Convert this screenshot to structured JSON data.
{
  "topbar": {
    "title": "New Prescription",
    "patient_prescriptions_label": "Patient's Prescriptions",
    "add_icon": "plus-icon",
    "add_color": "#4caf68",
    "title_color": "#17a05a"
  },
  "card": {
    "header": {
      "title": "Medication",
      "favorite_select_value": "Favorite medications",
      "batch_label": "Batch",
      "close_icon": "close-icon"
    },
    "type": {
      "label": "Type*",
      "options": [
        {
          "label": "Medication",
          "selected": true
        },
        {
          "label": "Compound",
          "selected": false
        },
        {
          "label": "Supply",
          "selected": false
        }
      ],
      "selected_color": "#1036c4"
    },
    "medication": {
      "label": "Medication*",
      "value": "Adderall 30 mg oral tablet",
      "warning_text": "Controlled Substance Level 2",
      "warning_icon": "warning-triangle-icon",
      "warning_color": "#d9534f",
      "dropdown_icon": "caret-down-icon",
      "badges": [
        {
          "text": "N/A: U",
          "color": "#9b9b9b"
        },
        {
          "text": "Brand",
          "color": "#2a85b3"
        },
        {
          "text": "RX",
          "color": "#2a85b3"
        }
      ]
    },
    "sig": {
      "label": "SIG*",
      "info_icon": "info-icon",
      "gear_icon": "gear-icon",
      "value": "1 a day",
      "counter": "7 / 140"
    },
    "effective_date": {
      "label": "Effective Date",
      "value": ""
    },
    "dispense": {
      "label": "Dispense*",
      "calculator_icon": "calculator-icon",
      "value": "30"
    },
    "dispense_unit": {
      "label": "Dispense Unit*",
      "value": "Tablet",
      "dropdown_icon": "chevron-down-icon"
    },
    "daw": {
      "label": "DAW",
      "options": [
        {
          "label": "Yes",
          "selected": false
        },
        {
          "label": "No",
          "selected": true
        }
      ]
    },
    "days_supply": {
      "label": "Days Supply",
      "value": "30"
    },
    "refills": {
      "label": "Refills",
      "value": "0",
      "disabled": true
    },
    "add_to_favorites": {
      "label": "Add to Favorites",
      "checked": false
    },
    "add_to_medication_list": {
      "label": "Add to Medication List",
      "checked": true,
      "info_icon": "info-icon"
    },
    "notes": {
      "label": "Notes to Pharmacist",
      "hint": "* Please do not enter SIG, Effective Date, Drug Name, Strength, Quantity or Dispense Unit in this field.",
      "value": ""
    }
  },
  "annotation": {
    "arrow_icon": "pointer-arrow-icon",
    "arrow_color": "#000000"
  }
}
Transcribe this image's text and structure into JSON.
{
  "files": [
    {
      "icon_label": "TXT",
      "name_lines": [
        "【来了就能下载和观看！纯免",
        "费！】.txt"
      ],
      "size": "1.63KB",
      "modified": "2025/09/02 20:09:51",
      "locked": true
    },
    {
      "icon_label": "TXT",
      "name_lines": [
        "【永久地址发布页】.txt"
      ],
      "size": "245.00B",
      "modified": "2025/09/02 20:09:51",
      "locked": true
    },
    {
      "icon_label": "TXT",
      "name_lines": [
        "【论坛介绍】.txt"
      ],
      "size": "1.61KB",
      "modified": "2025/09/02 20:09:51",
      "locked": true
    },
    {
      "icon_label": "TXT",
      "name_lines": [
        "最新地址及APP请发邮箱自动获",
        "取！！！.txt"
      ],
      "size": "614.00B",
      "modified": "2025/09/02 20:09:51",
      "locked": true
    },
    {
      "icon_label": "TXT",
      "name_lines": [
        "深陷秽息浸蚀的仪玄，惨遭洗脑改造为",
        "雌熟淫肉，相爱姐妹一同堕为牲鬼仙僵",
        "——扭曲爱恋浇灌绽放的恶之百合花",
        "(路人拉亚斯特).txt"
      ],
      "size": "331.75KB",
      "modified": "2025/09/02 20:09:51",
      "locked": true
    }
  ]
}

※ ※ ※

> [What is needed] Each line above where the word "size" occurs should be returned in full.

> [Task solution]
      "size": "1.63KB",
      "size": "245.00B",
      "size": "1.61KB",
      "size": "614.00B",
      "size": "331.75KB",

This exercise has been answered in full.